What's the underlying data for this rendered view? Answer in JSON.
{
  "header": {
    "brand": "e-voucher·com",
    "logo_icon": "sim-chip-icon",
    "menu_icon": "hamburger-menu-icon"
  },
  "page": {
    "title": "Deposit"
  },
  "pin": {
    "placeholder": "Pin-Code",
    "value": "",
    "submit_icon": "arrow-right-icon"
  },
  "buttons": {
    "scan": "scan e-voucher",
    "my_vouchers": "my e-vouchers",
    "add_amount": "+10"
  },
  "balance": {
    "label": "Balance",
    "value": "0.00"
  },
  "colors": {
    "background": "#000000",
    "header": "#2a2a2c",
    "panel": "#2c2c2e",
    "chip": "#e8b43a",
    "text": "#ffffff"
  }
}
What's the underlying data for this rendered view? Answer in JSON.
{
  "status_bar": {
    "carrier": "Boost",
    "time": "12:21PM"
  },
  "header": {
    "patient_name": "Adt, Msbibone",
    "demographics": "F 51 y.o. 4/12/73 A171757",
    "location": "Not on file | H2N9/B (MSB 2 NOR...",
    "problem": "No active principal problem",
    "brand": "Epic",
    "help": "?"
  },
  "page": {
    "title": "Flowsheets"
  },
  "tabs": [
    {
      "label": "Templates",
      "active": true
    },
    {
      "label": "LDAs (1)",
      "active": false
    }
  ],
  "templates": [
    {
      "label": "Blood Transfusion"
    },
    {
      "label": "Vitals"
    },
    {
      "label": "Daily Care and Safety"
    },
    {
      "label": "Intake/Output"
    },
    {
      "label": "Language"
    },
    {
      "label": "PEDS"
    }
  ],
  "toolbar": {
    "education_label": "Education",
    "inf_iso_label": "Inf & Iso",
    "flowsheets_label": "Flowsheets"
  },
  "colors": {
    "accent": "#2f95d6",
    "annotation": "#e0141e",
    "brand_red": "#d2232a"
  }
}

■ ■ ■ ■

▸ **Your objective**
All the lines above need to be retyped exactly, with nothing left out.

▸ **Exercise solution**
What's the underlying data for this rendered view? Answer in JSON.
{
  "header": {
    "brand": "e-voucher·com",
    "logo_icon": "sim-chip-icon",
    "menu_icon": "hamburger-menu-icon"
  },
  "page": {
    "title": "Deposit"
  },
  "pin": {
    "placeholder": "Pin-Code",
    "value": "",
    "submit_icon": "arrow-right-icon"
  },
  "buttons": {
    "scan": "scan e-voucher",
    "my_vouchers": "my e-vouchers",
    "add_amount": "+10"
  },
  "balance": {
    "label": "Balance",
    "value": "0.00"
  },
  "colors": {
    "background": "#000000",
    "header": "#2a2a2c",
    "panel": "#2c2c2e",
    "chip": "#e8b43a",
    "text": "#ffffff"
  }
}
What's the underlying data for this rendered view? Answer in JSON.
{
  "status_bar": {
    "carrier": "Boost",
    "time": "12:21PM"
  },
  "header": {
    "patient_name": "Adt, Msbibone",
    "demographics": "F 51 y.o. 4/12/73 A171757",
    "location": "Not on file | H2N9/B (MSB 2 NOR...",
    "problem": "No active principal problem",
    "brand": "Epic",
    "help": "?"
  },
  "page": {
    "title": "Flowsheets"
  },
  "tabs": [
    {
      "label": "Templates",
      "active": true
    },
    {
      "label": "LDAs (1)",
      "active": false
    }
  ],
  "templates": [
    {
      "label": "Blood Transfusion"
    },
    {
      "label": "Vitals"
    },
    {
      "label": "Daily Care and Safety"
    },
    {
      "label": "Intake/Output"
    },
    {
      "label": "Language"
    },
    {
      "label": "PEDS"
    }
  ],
  "toolbar": {
    "education_label": "Education",
    "inf_iso_label": "Inf & Iso",
    "flowsheets_label": "Flowsheets"
  },
  "colors": {
    "accent": "#2f95d6",
    "annotation": "#e0141e",
    "brand_red": "#d2232a"
  }
}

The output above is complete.